## INSTRUCTIONS TO FOLLOW
Because the pictures are not wanted, give back only the exact text of every entry below.

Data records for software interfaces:
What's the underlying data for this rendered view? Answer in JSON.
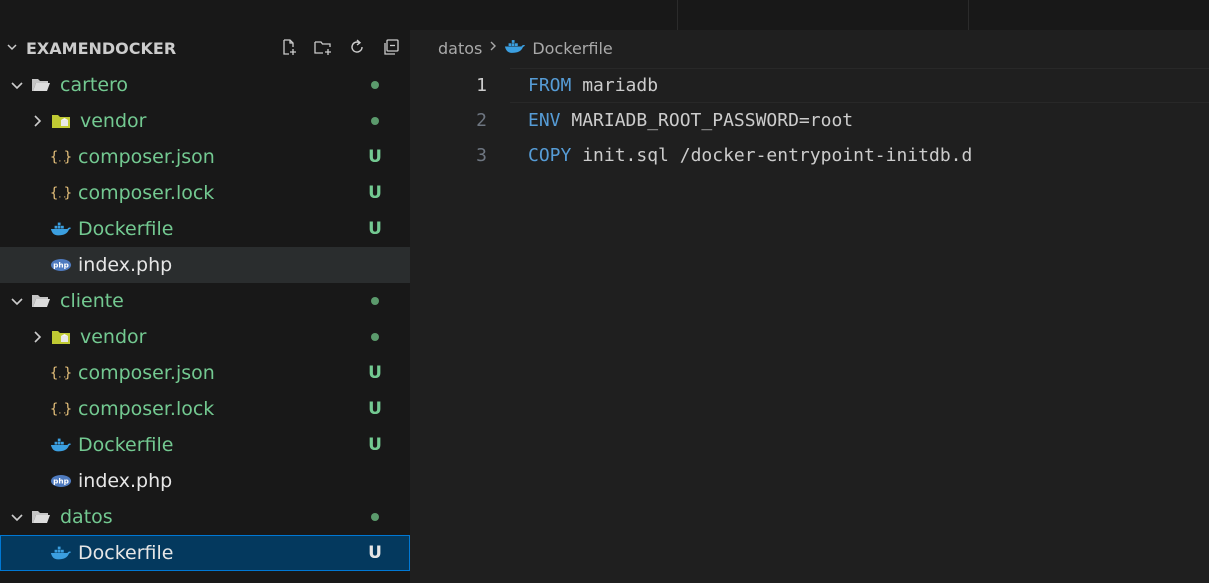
{
  "explorer": {
    "title": "EXAMENDOCKER",
    "actions": [
      {
        "name": "new-file-icon"
      },
      {
        "name": "new-folder-icon"
      },
      {
        "name": "refresh-icon"
      },
      {
        "name": "collapse-all-icon"
      }
    ],
    "items": [
      {
        "label": "cartero",
        "type": "folder",
        "depth": 0,
        "expanded": true,
        "status": "dot"
      },
      {
        "label": "vendor",
        "type": "vendor",
        "depth": 1,
        "expanded": false,
        "status": "dot"
      },
      {
        "label": "composer.json",
        "type": "json",
        "depth": 1,
        "status": "U"
      },
      {
        "label": "composer.lock",
        "type": "json",
        "depth": 1,
        "status": "U"
      },
      {
        "label": "Dockerfile",
        "type": "docker",
        "depth": 1,
        "status": "U"
      },
      {
        "label": "index.php",
        "type": "php",
        "depth": 1,
        "status": ""
      },
      {
        "label": "cliente",
        "type": "folder",
        "depth": 0,
        "expanded": true,
        "status": "dot"
      },
      {
        "label": "vendor",
        "type": "vendor",
        "depth": 1,
        "expanded": false,
        "status": "dot"
      },
      {
        "label": "composer.json",
        "type": "json",
        "depth": 1,
        "status": "U"
      },
      {
        "label": "composer.lock",
        "type": "json",
        "depth": 1,
        "status": "U"
      },
      {
        "label": "Dockerfile",
        "type": "docker",
        "depth": 1,
        "status": "U"
      },
      {
        "label": "index.php",
        "type": "php",
        "depth": 1,
        "status": ""
      },
      {
        "label": "datos",
        "type": "folder",
        "depth": 0,
        "expanded": true,
        "status": "dot"
      },
      {
        "label": "Dockerfile",
        "type": "docker",
        "depth": 1,
        "status": "U"
      }
    ]
  },
  "breadcrumb": {
    "folder": "datos",
    "file": "Dockerfile"
  },
  "editor": {
    "lines": [
      {
        "number": "1",
        "keyword": "FROM",
        "rest": " mariadb"
      },
      {
        "number": "2",
        "keyword": "ENV",
        "rest": " MARIADB_ROOT_PASSWORD=root"
      },
      {
        "number": "3",
        "keyword": "COPY",
        "rest": " init.sql /docker-entrypoint-initdb.d"
      }
    ]
  },
  "colors": {
    "untracked": "#73c991",
    "keyword": "#569cd6",
    "selection": "#04395e",
    "focus_border": "#0078d4"
  }
}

## RESPONSE BOX
What's the underlying data for this rendered view? Answer in JSON.
{
  "explorer": {
    "title": "EXAMENDOCKER",
    "actions": [
      {
        "name": "new-file-icon"
      },
      {
        "name": "new-folder-icon"
      },
      {
        "name": "refresh-icon"
      },
      {
        "name": "collapse-all-icon"
      }
    ],
    "items": [
      {
        "label": "cartero",
        "type": "folder",
        "depth": 0,
        "expanded": true,
        "status": "dot"
      },
      {
        "label": "vendor",
        "type": "vendor",
        "depth": 1,
        "expanded": false,
        "status": "dot"
      },
      {
        "label": "composer.json",
        "type": "json",
        "depth": 1,
        "status": "U"
      },
      {
        "label": "composer.lock",
        "type": "json",
        "depth": 1,
        "status": "U"
      },
      {
        "label": "Dockerfile",
        "type": "docker",
        "depth": 1,
        "status": "U"
      },
      {
        "label": "index.php",
        "type": "php",
        "depth": 1,
        "status": ""
      },
      {
        "label": "cliente",
        "type": "folder",
        "depth": 0,
        "expanded": true,
        "status": "dot"
      },
      {
        "label": "vendor",
        "type": "vendor",
        "depth": 1,
        "expanded": false,
        "status": "dot"
      },
      {
        "label": "composer.json",
        "type": "json",
        "depth": 1,
        "status": "U"
      },
      {
        "label": "composer.lock",
        "type": "json",
        "depth": 1,
        "status": "U"
      },
      {
        "label": "Dockerfile",
        "type": "docker",
        "depth": 1,
        "status": "U"
      },
      {
        "label": "index.php",
        "type": "php",
        "depth": 1,
        "status": ""
      },
      {
        "label": "datos",
        "type": "folder",
        "depth": 0,
        "expanded": true,
        "status": "dot"
      },
      {
        "label": "Dockerfile",
        "type": "docker",
        "depth": 1,
        "status": "U"
      }
    ]
  },
  "breadcrumb": {
    "folder": "datos",
    "file": "Dockerfile"
  },
  "editor": {
    "lines": [
      {
        "number": "1",
        "keyword": "FROM",
        "rest": " mariadb"
      },
      {
        "number": "2",
        "keyword": "ENV",
        "rest": " MARIADB_ROOT_PASSWORD=root"
      },
      {
        "number": "3",
        "keyword": "COPY",
        "rest": " init.sql /docker-entrypoint-initdb.d"
      }
    ]
  },
  "colors": {
    "untracked": "#73c991",
    "keyword": "#569cd6",
    "selection": "#04395e",
    "focus_border": "#0078d4"
  }
}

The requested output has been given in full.